* _ACTIVITY_
Nothing but an exact copy of the data should be given.

* _RAW DATA_

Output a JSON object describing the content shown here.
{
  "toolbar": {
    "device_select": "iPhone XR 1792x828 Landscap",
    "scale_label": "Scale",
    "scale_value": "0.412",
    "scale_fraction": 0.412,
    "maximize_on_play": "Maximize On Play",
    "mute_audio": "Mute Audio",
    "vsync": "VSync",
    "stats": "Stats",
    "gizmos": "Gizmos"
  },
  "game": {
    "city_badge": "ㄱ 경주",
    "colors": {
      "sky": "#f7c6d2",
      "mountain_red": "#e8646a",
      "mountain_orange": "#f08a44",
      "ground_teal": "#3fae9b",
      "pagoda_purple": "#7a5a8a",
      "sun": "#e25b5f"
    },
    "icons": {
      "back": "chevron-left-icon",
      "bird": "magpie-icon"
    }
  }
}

* _ANSWER SECTION_
Output a JSON object describing the content shown here.
{
  "toolbar": {
    "device_select": "iPhone XR 1792x828 Landscap",
    "scale_label": "Scale",
    "scale_value": "0.412",
    "scale_fraction": 0.412,
    "maximize_on_play": "Maximize On Play",
    "mute_audio": "Mute Audio",
    "vsync": "VSync",
    "stats": "Stats",
    "gizmos": "Gizmos"
  },
  "game": {
    "city_badge": "ㄱ 경주",
    "colors": {
      "sky": "#f7c6d2",
      "mountain_red": "#e8646a",
      "mountain_orange": "#f08a44",
      "ground_teal": "#3fae9b",
      "pagoda_purple": "#7a5a8a",
      "sun": "#e25b5f"
    },
    "icons": {
      "back": "chevron-left-icon",
      "bird": "magpie-icon"
    }
  }
}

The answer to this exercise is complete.